Individual Reflection Matthew 22:15-21
Prayerfully discern where you need to repay injustice with non-violent protest. Will you write a letter, not in vengeance, but with compassion for change. Join a vigil for peace in a neighborhood etched with violence. Let the Holy Spirit lead your actions.
Family Reflection: Psalm 96:1, 3, 4-5, 7-8, 9-10
On your phones have the greeting message offer hope and encouragement.
My phone greeting is, “Thank you for calling. Open the door to each new day with cheerfulness, live each day with happiness, be creative, support peace and social justice, do good always for others and yourself. :
God you continually form our intellect and being. All we have, all we are comes from you. We thank you for helping us step beyond a spirit of possessiveness and hoarding what you have given us to the openness of repaying you all that we have and are. Help us to see oppression, in all the nations and when needed repay with non-violent protest the deeds of injustice. Thank you for this freedom, thank you for this peace and grant us the spirit of discernment. In the gratitude for the gift of your Son, Amen
Blogs to Visit:
As we reflect upon Mary’s presence in the mysteries of the Rosary, we are blessed to know her. For her journey, a timeless trek, calls us to surrender, continuing conversion, humbleness and justice now.
Weekly lectionary reflections, for faith sharing groups, parish bulletins, newsletters or personal prayer, from the synergy of the Word we hear and the rich tradition of Catholic Social Teaching.

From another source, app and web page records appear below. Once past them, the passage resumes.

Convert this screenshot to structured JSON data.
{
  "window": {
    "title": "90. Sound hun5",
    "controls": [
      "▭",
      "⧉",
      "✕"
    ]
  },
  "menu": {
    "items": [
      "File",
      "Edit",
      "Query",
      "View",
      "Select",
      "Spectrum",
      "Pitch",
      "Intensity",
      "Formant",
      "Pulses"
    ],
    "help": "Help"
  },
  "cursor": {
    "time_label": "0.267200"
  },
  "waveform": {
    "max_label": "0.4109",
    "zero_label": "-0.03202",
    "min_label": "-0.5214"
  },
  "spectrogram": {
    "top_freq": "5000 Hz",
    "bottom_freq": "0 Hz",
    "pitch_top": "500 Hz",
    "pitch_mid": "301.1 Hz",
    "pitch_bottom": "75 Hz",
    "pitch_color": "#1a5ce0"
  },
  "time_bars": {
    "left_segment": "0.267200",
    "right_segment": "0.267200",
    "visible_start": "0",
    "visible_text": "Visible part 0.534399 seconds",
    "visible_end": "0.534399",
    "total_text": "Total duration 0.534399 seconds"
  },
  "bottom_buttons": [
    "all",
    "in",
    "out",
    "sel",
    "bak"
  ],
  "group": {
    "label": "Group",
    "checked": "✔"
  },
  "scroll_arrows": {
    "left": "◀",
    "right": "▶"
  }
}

Catholic Social Teaching offers seven principles for upholding life in our thoughts, decisions and actions.
How we do Catholic Social Teaching.
Creation sustainability ministry resources in the spirit of the St Francis Pledge.
List one or two upcoming events, legislative action alerts or social justice websites
By Barb Born October 13, 2014 The reflection maybe used in parish bulletins, newsletters or for faith sharing groups without copyright concern.